- Exercise brief -
Number of lines below with the word "Hintergrund": state it and write nothing more.

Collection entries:
·····
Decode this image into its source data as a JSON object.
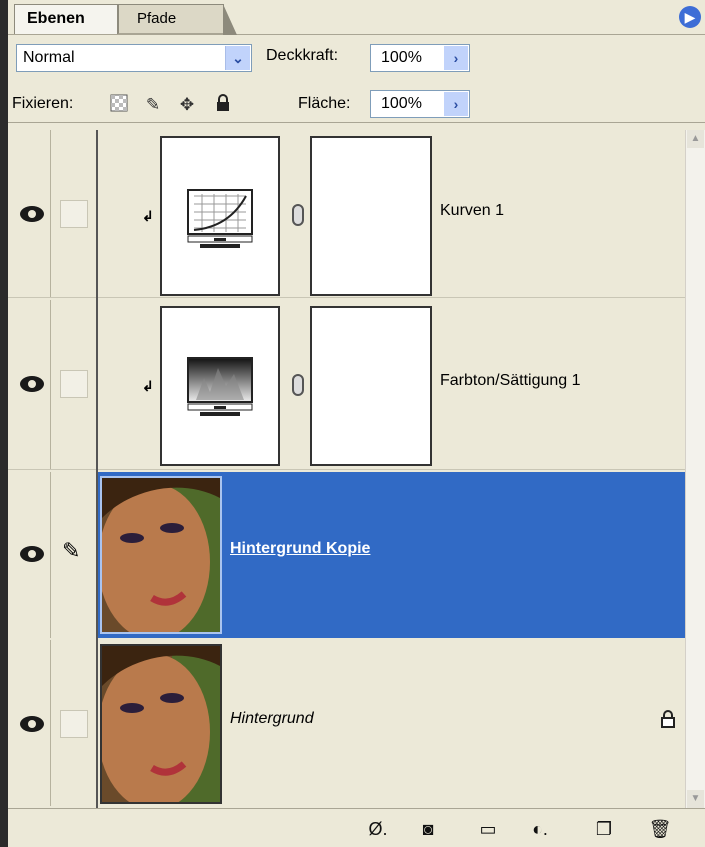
{
  "tabs": [
    {
      "label": "Ebenen",
      "active": true
    },
    {
      "label": "Pfade",
      "active": false
    }
  ],
  "blend_mode": {
    "value": "Normal"
  },
  "opacity": {
    "label": "Deckkraft:",
    "value": "100%"
  },
  "lock": {
    "label": "Fixieren:",
    "icons": [
      "lock-transparency-icon",
      "lock-paint-icon",
      "lock-move-icon",
      "lock-all-icon"
    ]
  },
  "fill": {
    "label": "Fläche:",
    "value": "100%"
  },
  "layers": [
    {
      "name": "Kurven 1",
      "type": "adjustment",
      "icon": "curves-icon",
      "clipped": true,
      "visible": true
    },
    {
      "name": "Farbton/Sättigung 1",
      "type": "adjustment",
      "icon": "hue-saturation-icon",
      "clipped": true,
      "visible": true
    },
    {
      "name": "Hintergrund Kopie",
      "type": "image",
      "selected": true,
      "visible": true
    },
    {
      "name": "Hintergrund",
      "type": "image",
      "locked": true,
      "visible": true
    }
  ],
  "bottom_icons": [
    "link-layers-icon",
    "layer-style-icon",
    "layer-mask-icon",
    "new-group-icon",
    "new-adjustment-icon",
    "new-layer-icon",
    "delete-layer-icon"
  ],
  "colors": {
    "selection": "#316ac5",
    "panel": "#ece9d8"
  }
}
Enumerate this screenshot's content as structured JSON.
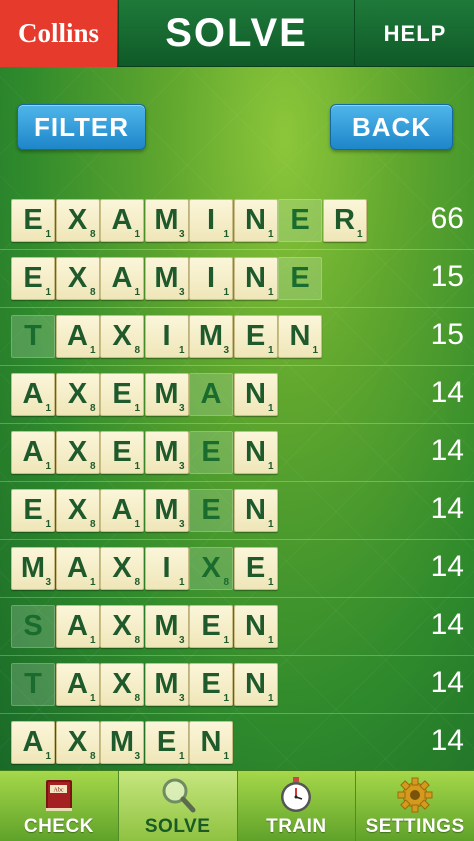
{
  "header": {
    "logo": "Collins",
    "title": "SOLVE",
    "help": "HELP"
  },
  "buttons": {
    "filter": "FILTER",
    "back": "BACK"
  },
  "results": [
    {
      "score": "66",
      "tiles": [
        [
          "E",
          "1",
          false
        ],
        [
          "X",
          "8",
          false
        ],
        [
          "A",
          "1",
          false
        ],
        [
          "M",
          "3",
          false
        ],
        [
          "I",
          "1",
          false
        ],
        [
          "N",
          "1",
          false
        ],
        [
          "E",
          "",
          true
        ],
        [
          "R",
          "1",
          false
        ]
      ]
    },
    {
      "score": "15",
      "tiles": [
        [
          "E",
          "1",
          false
        ],
        [
          "X",
          "8",
          false
        ],
        [
          "A",
          "1",
          false
        ],
        [
          "M",
          "3",
          false
        ],
        [
          "I",
          "1",
          false
        ],
        [
          "N",
          "1",
          false
        ],
        [
          "E",
          "",
          true
        ]
      ]
    },
    {
      "score": "15",
      "tiles": [
        [
          "T",
          "",
          true
        ],
        [
          "A",
          "1",
          false
        ],
        [
          "X",
          "8",
          false
        ],
        [
          "I",
          "1",
          false
        ],
        [
          "M",
          "3",
          false
        ],
        [
          "E",
          "1",
          false
        ],
        [
          "N",
          "1",
          false
        ]
      ]
    },
    {
      "score": "14",
      "tiles": [
        [
          "A",
          "1",
          false
        ],
        [
          "X",
          "8",
          false
        ],
        [
          "E",
          "1",
          false
        ],
        [
          "M",
          "3",
          false
        ],
        [
          "A",
          "",
          true
        ],
        [
          "N",
          "1",
          false
        ]
      ]
    },
    {
      "score": "14",
      "tiles": [
        [
          "A",
          "1",
          false
        ],
        [
          "X",
          "8",
          false
        ],
        [
          "E",
          "1",
          false
        ],
        [
          "M",
          "3",
          false
        ],
        [
          "E",
          "",
          true
        ],
        [
          "N",
          "1",
          false
        ]
      ]
    },
    {
      "score": "14",
      "tiles": [
        [
          "E",
          "1",
          false
        ],
        [
          "X",
          "8",
          false
        ],
        [
          "A",
          "1",
          false
        ],
        [
          "M",
          "3",
          false
        ],
        [
          "E",
          "",
          true
        ],
        [
          "N",
          "1",
          false
        ]
      ]
    },
    {
      "score": "14",
      "tiles": [
        [
          "M",
          "3",
          false
        ],
        [
          "A",
          "1",
          false
        ],
        [
          "X",
          "8",
          false
        ],
        [
          "I",
          "1",
          false
        ],
        [
          "X",
          "8",
          true
        ],
        [
          "E",
          "1",
          false
        ]
      ]
    },
    {
      "score": "14",
      "tiles": [
        [
          "S",
          "",
          true
        ],
        [
          "A",
          "1",
          false
        ],
        [
          "X",
          "8",
          false
        ],
        [
          "M",
          "3",
          false
        ],
        [
          "E",
          "1",
          false
        ],
        [
          "N",
          "1",
          false
        ]
      ]
    },
    {
      "score": "14",
      "tiles": [
        [
          "T",
          "",
          true
        ],
        [
          "A",
          "1",
          false
        ],
        [
          "X",
          "8",
          false
        ],
        [
          "M",
          "3",
          false
        ],
        [
          "E",
          "1",
          false
        ],
        [
          "N",
          "1",
          false
        ]
      ]
    },
    {
      "score": "14",
      "tiles": [
        [
          "A",
          "1",
          false
        ],
        [
          "X",
          "8",
          false
        ],
        [
          "M",
          "3",
          false
        ],
        [
          "E",
          "1",
          false
        ],
        [
          "N",
          "1",
          false
        ]
      ]
    }
  ],
  "tabs": [
    {
      "label": "CHECK",
      "icon": "dictionary-book-icon"
    },
    {
      "label": "SOLVE",
      "icon": "magnifier-icon"
    },
    {
      "label": "TRAIN",
      "icon": "stopwatch-icon"
    },
    {
      "label": "SETTINGS",
      "icon": "gear-icon"
    }
  ],
  "colors": {
    "logo_bg": "#e53a2c",
    "header_bg": "#1f7a3a",
    "button_blue": "#2b97d6",
    "tile_bg": "#fbf6da",
    "tile_text": "#1f5a2c"
  }
}
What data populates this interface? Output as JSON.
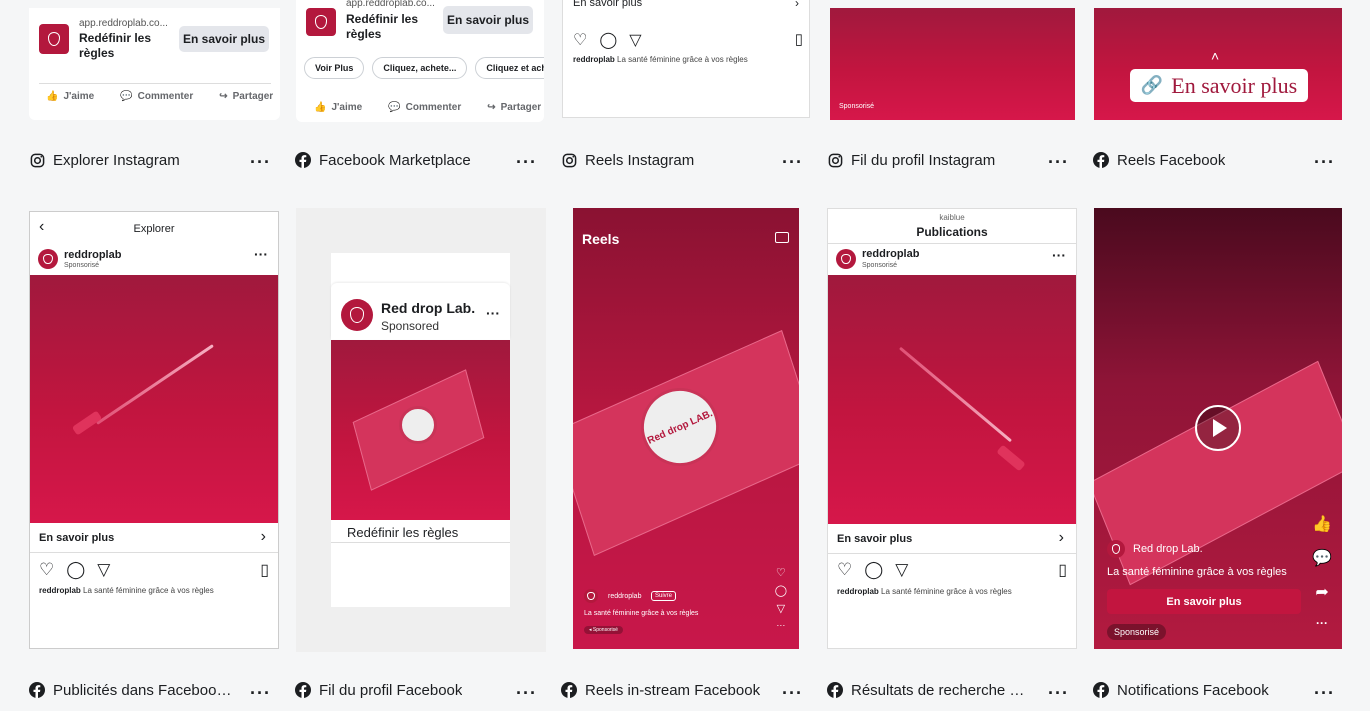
{
  "row1": [
    {
      "label": "Explorer Instagram",
      "icon": "instagram-icon",
      "url": "app.reddroplab.co...",
      "title": "Redéfinir les règles",
      "cta": "En savoir plus",
      "actions": [
        "J'aime",
        "Commenter",
        "Partager"
      ]
    },
    {
      "label": "Facebook Marketplace",
      "icon": "facebook-icon",
      "url": "app.reddroplab.co...",
      "title": "Redéfinir les règles",
      "cta": "En savoir plus",
      "pills": [
        "Voir Plus",
        "Cliquez, achete...",
        "Cliquez et ache..."
      ],
      "actions": [
        "J'aime",
        "Commenter",
        "Partager"
      ]
    },
    {
      "label": "Reels Instagram",
      "icon": "instagram-icon",
      "top_text": "En savoir plus",
      "user": "reddroplab",
      "caption": "La santé féminine grâce à vos règles"
    },
    {
      "label": "Fil du profil Instagram",
      "icon": "instagram-icon",
      "sponsored": "Sponsorisé"
    },
    {
      "label": "Reels Facebook",
      "icon": "facebook-icon",
      "cta": "En savoir plus"
    }
  ],
  "row2": [
    {
      "label": "Publicités dans Facebook ...",
      "icon": "facebook-icon",
      "header": "Explorer",
      "user": "reddroplab",
      "sponsored": "Sponsorisé",
      "cta": "En savoir plus",
      "caption_user": "reddroplab",
      "caption": "La santé féminine grâce à vos règles"
    },
    {
      "label": "Fil du profil Facebook",
      "icon": "facebook-icon",
      "page_name": "Red drop Lab.",
      "sponsored": "Sponsored",
      "title": "Redéfinir les règles"
    },
    {
      "label": "Reels in-stream Facebook",
      "icon": "facebook-icon",
      "header": "Reels",
      "user": "reddroplab",
      "follow": "Suivre",
      "caption": "La santé féminine grâce à vos règles",
      "sponsored": "Sponsorisé",
      "box_text": "Red drop LAB."
    },
    {
      "label": "Résultats de recherche Fa...",
      "icon": "facebook-icon",
      "account": "kaiblue",
      "header": "Publications",
      "user": "reddroplab",
      "sponsored": "Sponsorisé",
      "cta": "En savoir plus",
      "caption_user": "reddroplab",
      "caption": "La santé féminine grâce à vos règles"
    },
    {
      "label": "Notifications Facebook",
      "icon": "facebook-icon",
      "page_name": "Red drop Lab.",
      "caption": "La santé féminine grâce à vos règles",
      "cta": "En savoir plus",
      "sponsored": "Sponsorisé"
    }
  ],
  "colors": {
    "brand_red": "#c2153f",
    "dark_red": "#7a1030",
    "facebook_blue": "#1877f2"
  }
}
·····
- Response to this exercise -
2